Among the most important is a coffee shop I can walk to — sometimes you just need a snack and contact with human beings. These little out-of-home amenities are crucial to surviving as an out-of-office worker.

Lately though, I’ve noticed that my neighborhood is not set up to accommodate a massive increase in remote workers. For example, there is no smaller printing shop within walking distance — I have to make the three-mile trip to the print shop at a nearby Office Max. This is just one example of a growing problem: As the epicenter of white-collar work shifts away from the downtown office, cities need to catch up to the new class of remote workers who are now camped out in suburban neighborhoods.
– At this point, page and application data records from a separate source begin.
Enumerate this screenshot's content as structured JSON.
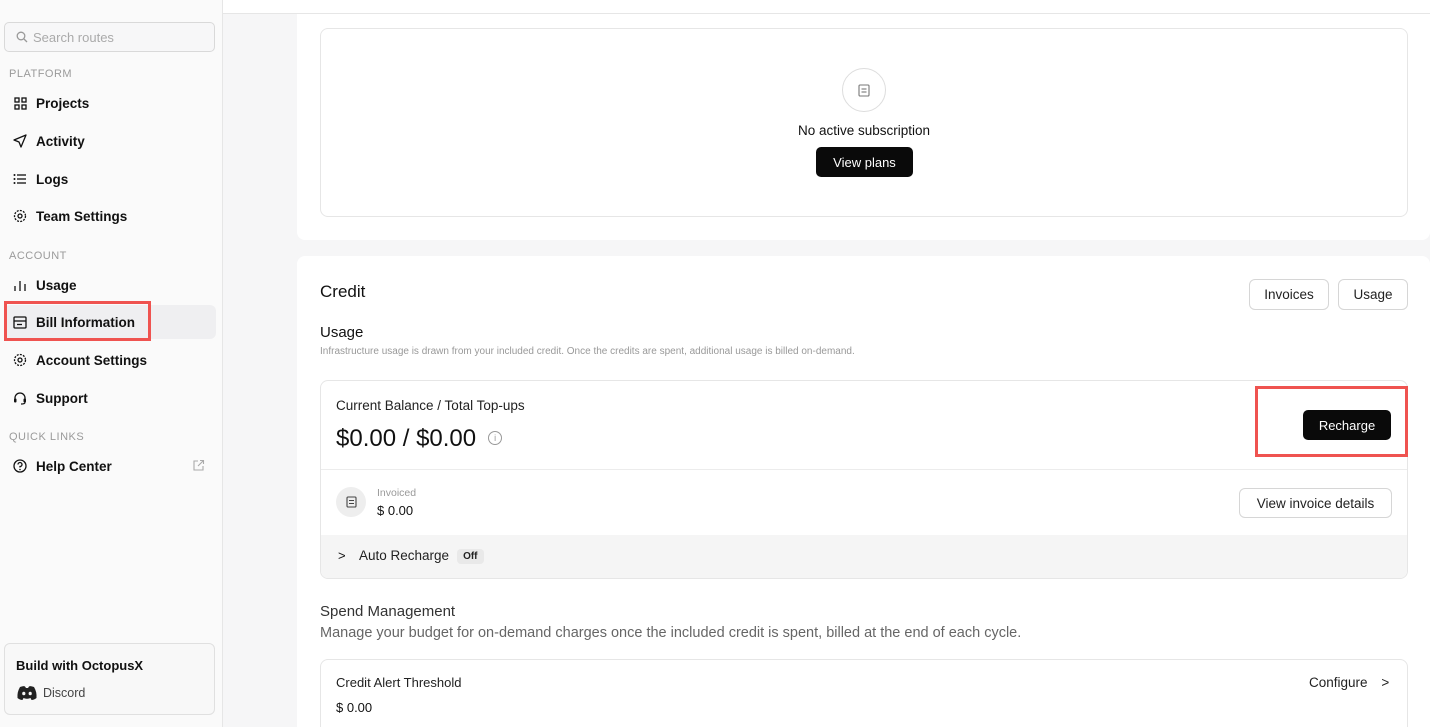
{
  "sidebar": {
    "search_placeholder": "Search routes",
    "platform_label": "PLATFORM",
    "account_label": "ACCOUNT",
    "quick_links_label": "QUICK LINKS",
    "items": {
      "projects": "Projects",
      "activity": "Activity",
      "logs": "Logs",
      "team_settings": "Team Settings",
      "usage": "Usage",
      "bill_information": "Bill Information",
      "account_settings": "Account Settings",
      "support": "Support",
      "help_center": "Help Center"
    },
    "build_card": {
      "title": "Build with OctopusX",
      "discord": "Discord"
    }
  },
  "subscription": {
    "empty_text": "No active subscription",
    "view_plans": "View plans"
  },
  "credit": {
    "title": "Credit",
    "invoices_button": "Invoices",
    "usage_button": "Usage",
    "usage_heading": "Usage",
    "usage_desc": "Infrastructure usage is drawn from your included credit. Once the credits are spent, additional usage is billed on-demand.",
    "balance_label": "Current Balance / Total Top-ups",
    "balance_value": "$0.00 / $0.00",
    "info_glyph": "i",
    "recharge_button": "Recharge",
    "invoiced_label": "Invoiced",
    "invoiced_value": "$ 0.00",
    "view_invoice_details": "View invoice details",
    "auto_recharge_label": "Auto Recharge",
    "auto_recharge_status": "Off",
    "chevron": ">"
  },
  "spend": {
    "title": "Spend Management",
    "desc": "Manage your budget for on-demand charges once the included credit is spent, billed at the end of each cycle.",
    "alert_label": "Credit Alert Threshold",
    "alert_value": "$ 0.00",
    "configure": "Configure",
    "configure_chevron": ">"
  },
  "colors": {
    "highlight": "#ef5350",
    "dark_button": "#0a0a0a"
  }
}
And in my opinion, it’s the prime opportunity to elevate the humble neighborhood branch library.

Editor’s Note: Read more, see link below for original item…

Source: Looking Where to Work Remotely? Libraries Could Be Your New Haven

Quitting Time | American Libraries Magazine

The pandemic is exacerbating attrition among library workers

By Lara Ewen | June 1, 2022

*Editor’s note: All librarian names have been changed to protect their privacy.

Illustration: ©Nuthawut/Adobe Stock

Alex* can pinpoint the day she knew she was done with library work. “I was doing a lot of extra emotional support for people who didn’t have anybody else,” says the public librarian, who is disabled and has been working near a large Midwestern city for almost 20 years.

She says the last two years have been particularly difficult. “There was a day when I realized nothing was ever enough,” says Alex, who is in the process of leaving the field. “They always asked for more. I was so worn down by it all.”

The burnout began earlier for Chris. “Even before the pandemic started, I’d been feeling increasingly ambivalent,” says the Midwest-based academic librarian who left her associate director position in fall 2021.

“Then we had the pandemic, which required libraries to make a ton of changes. I wanted to work with my community, and I didn’t have any energy for that.”

Source: Quitting Time | American Libraries Magazine

Unemployment Benefits Are Not Creating A Worker Shortage | HuffPost

While some employers may be struggling to hire for one reason or another, economists say generous unemployment benefits are not the cause.

By Arthur Delaney and Dave Jamieson, 05/04/2021 10:41 am ET Updated 1 day ago

MediaNews Group/Reading Eagle via Getty Images via Getty Images Wages may have risen a bit faster than average this year in the hospitality industry, according to the government’s employment cost index, though state minimum wage laws may have played a role.

As the U.S. economy bounces back from the COVID-induced downturn, some employers say they’re having a hard time finding workers.

GOP lawmakers like Rep. David Rouzer (N.C.) blame the safety net.

“This is what happens when you extend unemployment benefits too long and add a $1400 stimulus payment,” Rouzer said on Twitter last week, posting a photo from a Hardee’s that said it was closed for lack of staff.

“Right when employers need workers to fully open back up, few can be found.”

Editor’s Note: Read more, see link below for original item…

Source: Unemployment Benefits Are Not Creating A Worker Shortage | HuffPost

Students are being prepared for jobs that no longer exist. Here’s how that could change.

As automation disrupts the labor market and good middle-class jobs disappear, schools are struggling to equip students with future-proof skills.

Source: Students are being prepared for jobs that no longer exist. Here’s how that could change.